Even though shippers, supply chain managers, and distributors are familiar with the concept of automation and have more knowledge than they used to possess five years ago, there is still a lot of uncertainty when it comes to planning an automation journey for their enterprise.
Decision makers may know what's on the market. Still, it gives them little idea of how it can be applied to their business needs and goals—which, in turn, leads to concerns regarding budget, the time needed to adopt the logistics automation solution, onboard employees, and the value gained in the end. Logistics business leaders want a system that would be the perfect fit for their specific goals, but they only can map out such a solution after a detailed analysis of their processes and compiling a list of the most appropriate and actionable candidates.
- Being overwhelmed by innovation
While decision-makers learn, so does technology. New logistics automation solutions appear, and new opportunities are unlocked—the evolution is impressive but, at the same time, confusing. Logistics business leaders often find themselves on the fence, not wanting to invest in a solution that will soon become obsolete or overshadowed by a new, improved iteration.
Decision makers expect their investment to deliver long-lasting results for years to come, keep up with new challenges, and cover emerging pain points. Their concerns are reasonable: making a bad investment decision would result in new expenses.
However, at the same time, automation isn't a one-time process—it's a constant work in progress targeted at improving the processes within the company and maintaining efficiency at its highest. Therefore, personalized logistics automation solutions are developed with scalability, flexibility, and resilience in mind, outfitting adopters with all the means to face industry-related challenges.
- Having misleading ideas about automation
Despite decision-makers being more aware of the advantages of automation in logistics, there are still some myths and misconceptions that stand between them and the value they can obtain from the technology. For instance, there is a common belief that implementing RPA in logistics means replacing all human workers with machines and programs—or that a fully automated procedure excludes human intervention from the entire process.
Therefore, decision-makers brace themselves for a full overhaul or struggle with mapping out the roles of their employees within a new, automated framework. Naturally, automation in logistics doesn’t eliminate the need for humans.
Employees are and will be integral to keeping supply chains, logistics routes, and fleets moving—even the new industrial revolution sees the future of industries as the combination of human skill and technology-powered resilience.
Why human is still on top of the industrial revolution?
How to ensure a successful logistics automation journey?
Regardless of doubts and concerns, automation in logistics can make a difference for all the components of the industry—from fleet management to warehousing. Therefore, with a deep knowledge of company processes, an understanding of what the company needs, and a future-oriented vision, logistics automation solutions will bring companies to the new frontier of performance, communication, and control.
Ready to unlock the next level of business efficiency?
But what do decision-makers need to reach that frontier? From our point of view, they should ensure that their execution partner shares their business vision.
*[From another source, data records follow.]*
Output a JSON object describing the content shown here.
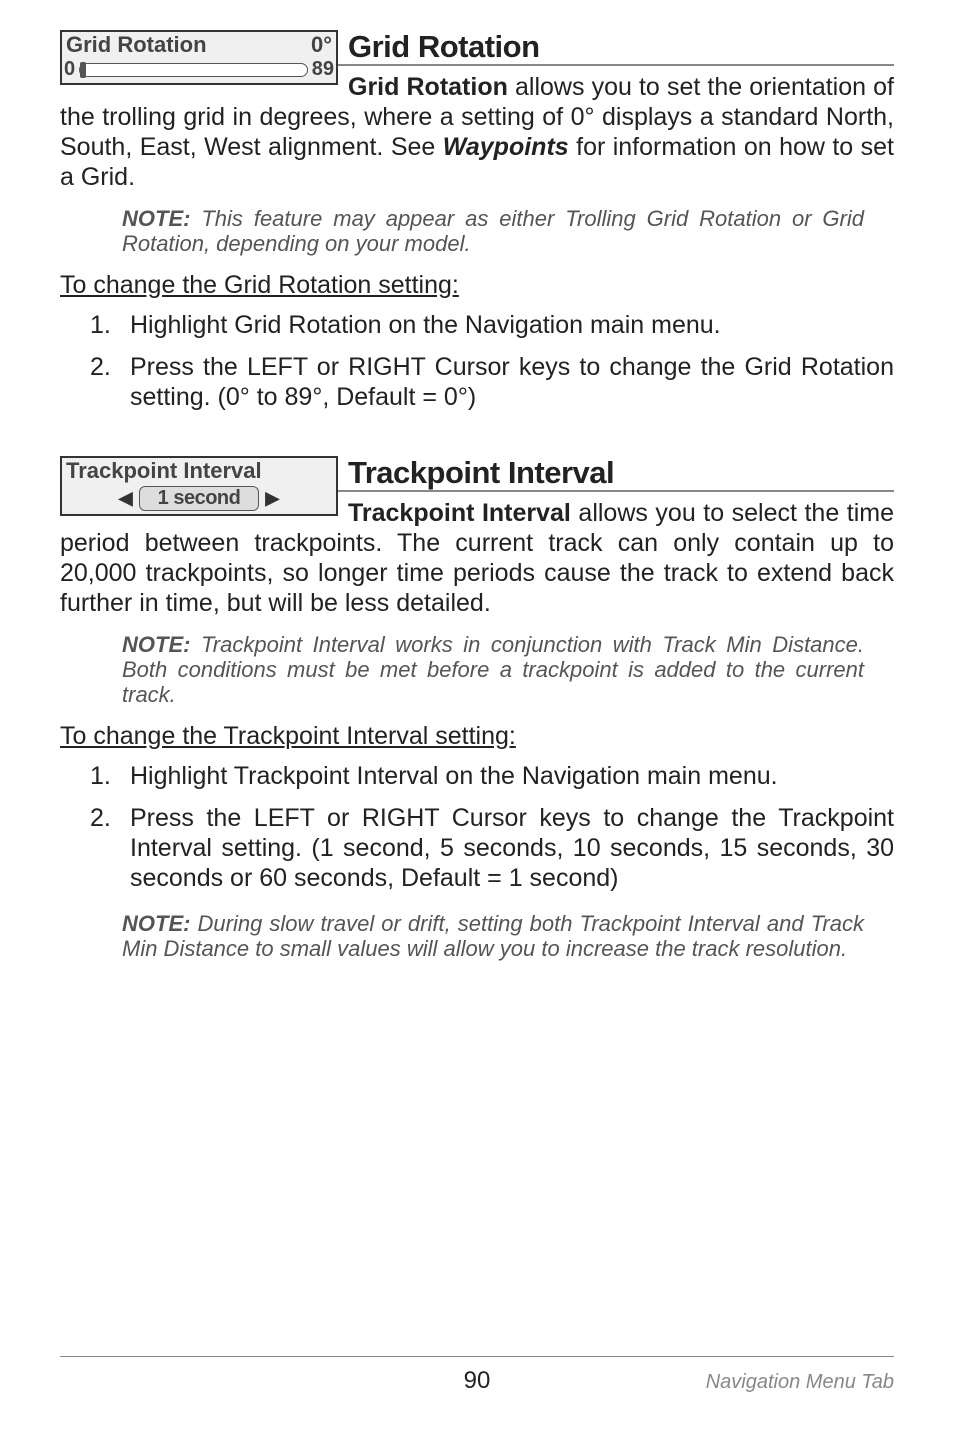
{
  "grid_rotation": {
    "inset_title": "Grid Rotation",
    "inset_value": "0°",
    "slider_min": "0",
    "slider_max": "89",
    "heading": "Grid Rotation",
    "lead_bold": "Grid Rotation",
    "lead_rest_1": " allows you to set the orientation of the trolling grid in degrees, where a setting of 0° displays a standard North, South, East, West alignment. See ",
    "lead_italic": "Waypoints",
    "lead_rest_2": " for information on how to set a Grid.",
    "note_label": "NOTE:",
    "note_text": " This feature may appear as either Trolling Grid Rotation or Grid Rotation, depending on your model.",
    "proc_heading": "To change the Grid Rotation setting:",
    "steps": [
      "Highlight Grid Rotation on the Navigation main menu.",
      "Press the LEFT or RIGHT Cursor keys to change the Grid Rotation setting. (0° to 89°, Default = 0°)"
    ]
  },
  "trackpoint": {
    "inset_title": "Trackpoint Interval",
    "select_value": "1 second",
    "heading": "Trackpoint Interval",
    "lead_bold": "Trackpoint Interval",
    "lead_rest": " allows you to select the time period between trackpoints. The current track can only contain up to 20,000 trackpoints, so longer time periods cause the track to extend back further in time, but will be less detailed.",
    "note1_label": "NOTE:",
    "note1_text": " Trackpoint Interval works in conjunction with Track Min Distance. Both conditions must be met before a trackpoint is added to the current track.",
    "proc_heading": "To change the Trackpoint Interval setting:",
    "steps": [
      "Highlight Trackpoint Interval on the Navigation main menu.",
      "Press the LEFT or RIGHT Cursor keys to change the Trackpoint Interval setting. (1 second, 5 seconds, 10 seconds, 15 seconds, 30 seconds or 60 seconds, Default = 1 second)"
    ],
    "note2_label": "NOTE:",
    "note2_text": " During slow travel or drift, setting both Trackpoint Interval and Track Min Distance to small values will allow you to increase the track resolution."
  },
  "footer": {
    "page": "90",
    "tab": "Navigation Menu Tab"
  }
}
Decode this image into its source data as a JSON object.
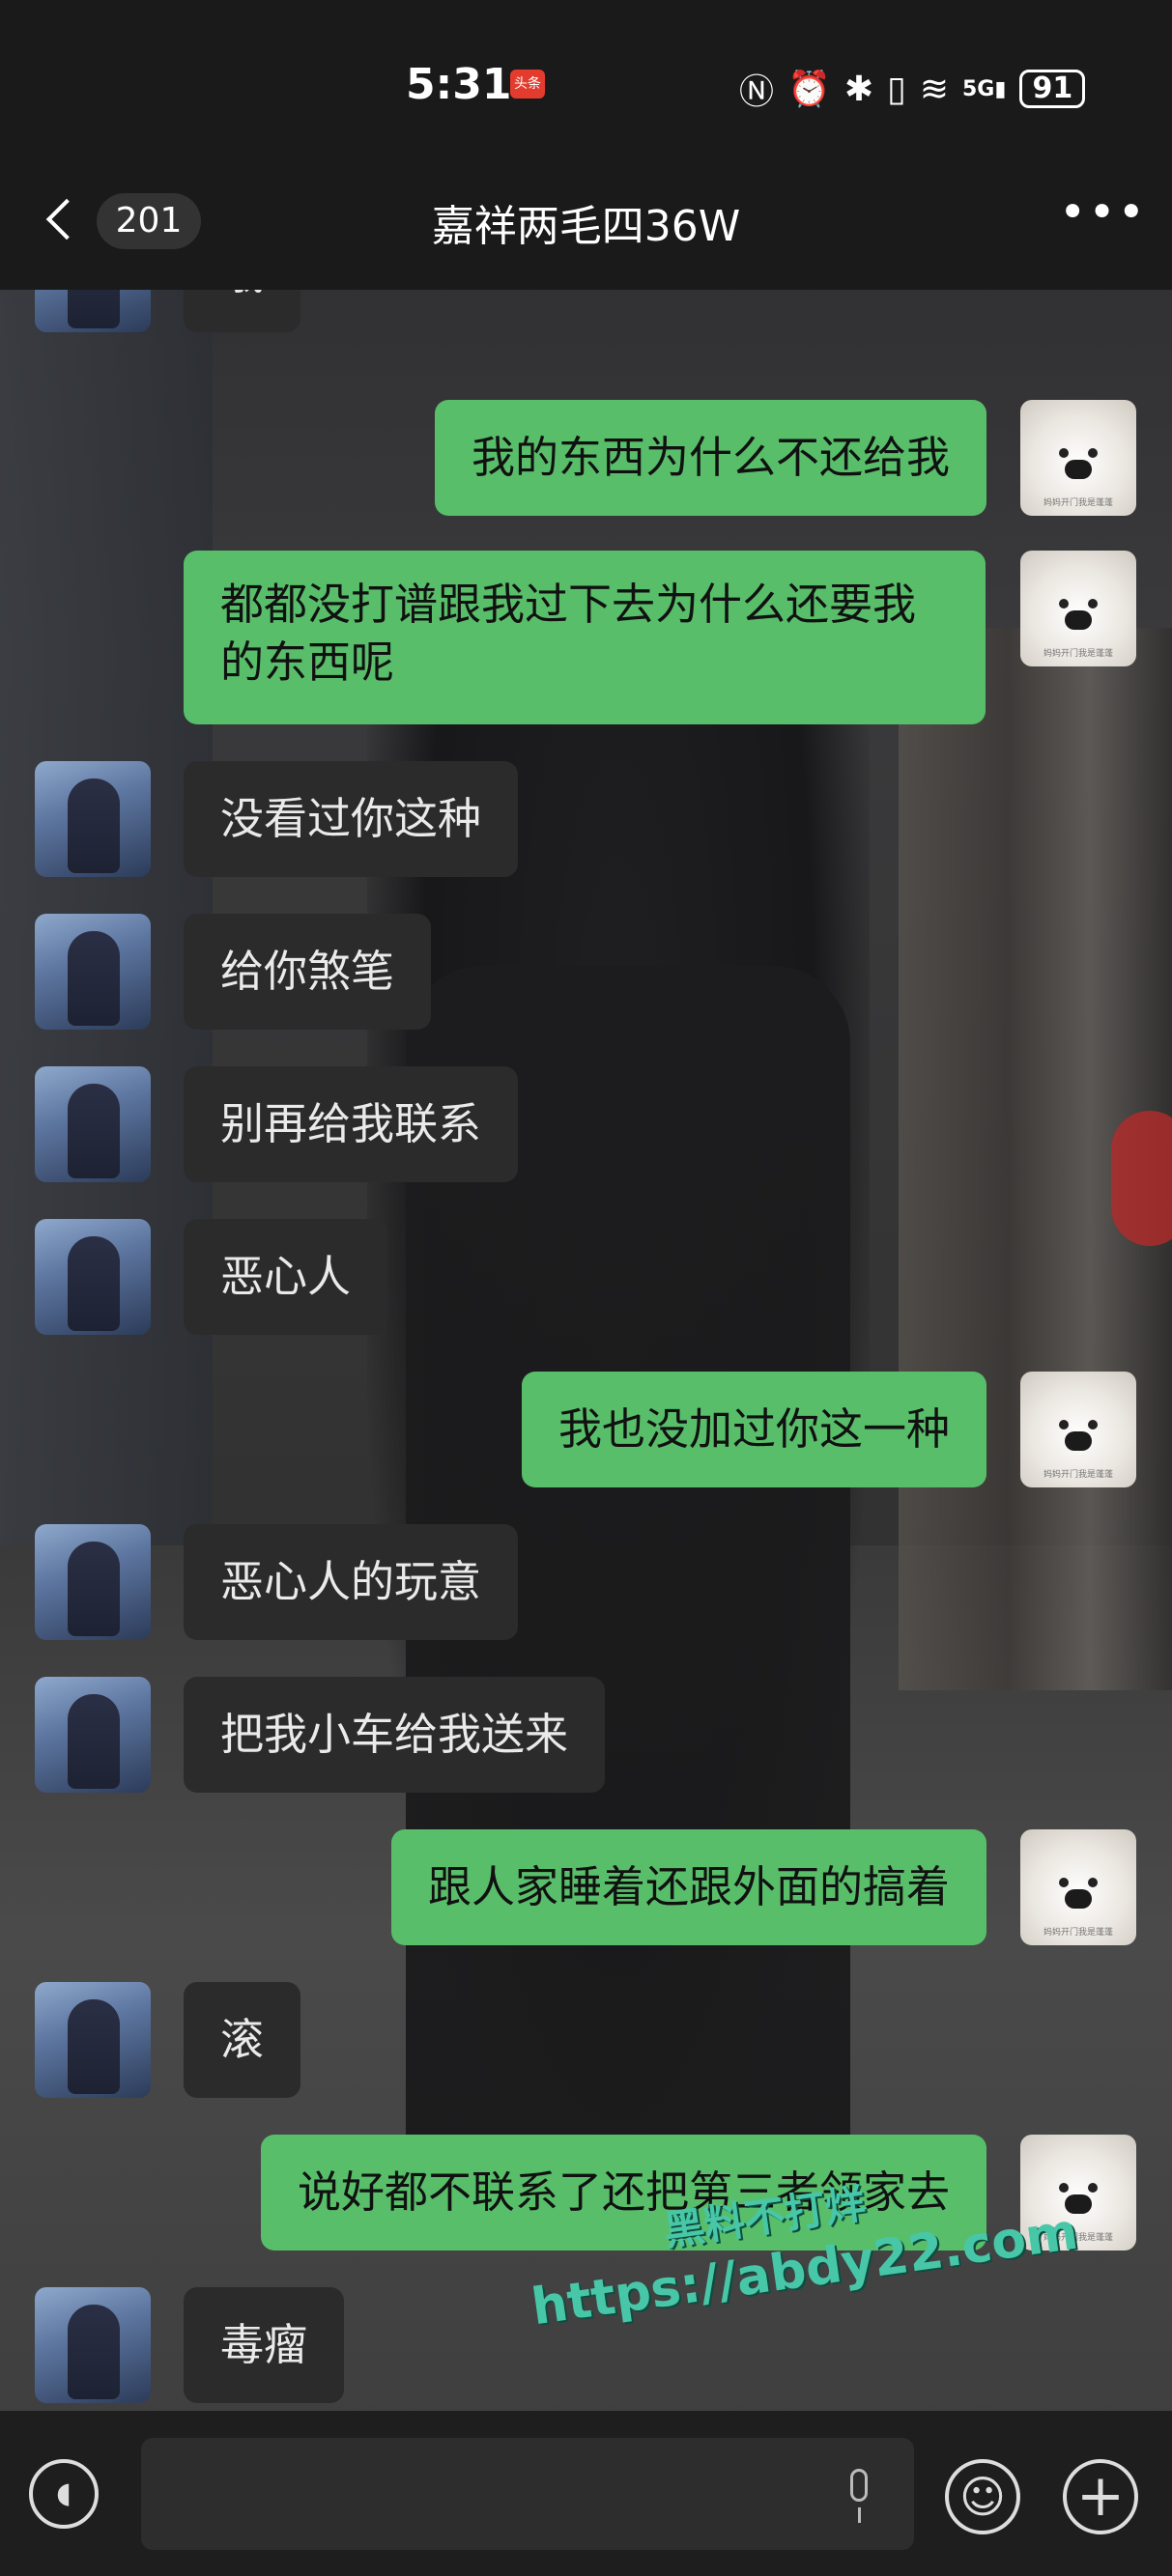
{
  "status_bar": {
    "time": "5:31",
    "app_badge": "头条",
    "icons": [
      "nfc-icon",
      "alarm-icon",
      "bluetooth-icon",
      "vibrate-icon",
      "wifi-icon",
      "signal-5g-icon"
    ],
    "signal_label": "5G",
    "battery": "91"
  },
  "header": {
    "unread_count": "201",
    "title": "嘉祥两毛四36W",
    "more": "•••"
  },
  "messages": [
    {
      "side": "in",
      "text": "哦"
    },
    {
      "side": "out",
      "text": "我的东西为什么不还给我"
    },
    {
      "side": "out",
      "text": "都都没打谱跟我过下去为什么还要我的东西呢"
    },
    {
      "side": "in",
      "text": "没看过你这种"
    },
    {
      "side": "in",
      "text": "给你煞笔"
    },
    {
      "side": "in",
      "text": "别再给我联系"
    },
    {
      "side": "in",
      "text": "恶心人"
    },
    {
      "side": "out",
      "text": "我也没加过你这一种"
    },
    {
      "side": "in",
      "text": "恶心人的玩意"
    },
    {
      "side": "in",
      "text": "把我小车给我送来"
    },
    {
      "side": "out",
      "text": "跟人家睡着还跟外面的搞着"
    },
    {
      "side": "in",
      "text": "滚"
    },
    {
      "side": "out",
      "text": "说好都不联系了还把第三者领家去"
    },
    {
      "side": "in",
      "text": "毒瘤"
    }
  ],
  "avatar_caption": "妈妈开门我是蓬蓬",
  "watermark": {
    "line1": "黑料不打烊",
    "line2": "https://abdy22.com"
  },
  "input_bar": {
    "placeholder": ""
  }
}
Aside from technical skills and experience, the ability to synergize with the client's business goals and culture makes up the core of the automation center of excellence that will be handling candidate analysis and process automation. Such an in-depth approach from the execution partner's side will guarantee a smooth and productive automation adoption process that includes employee onboarding and best practices implementation, and secure long-term value.
If you’re currently in search of such a tech partner for your logistics automation project, let’s chat! Having successfully completed and launched numerous unique logistics automation systems, our RPA consultants, business analysts, and developers will assist you with creating a unique, competitive solution tailored to your specific needs.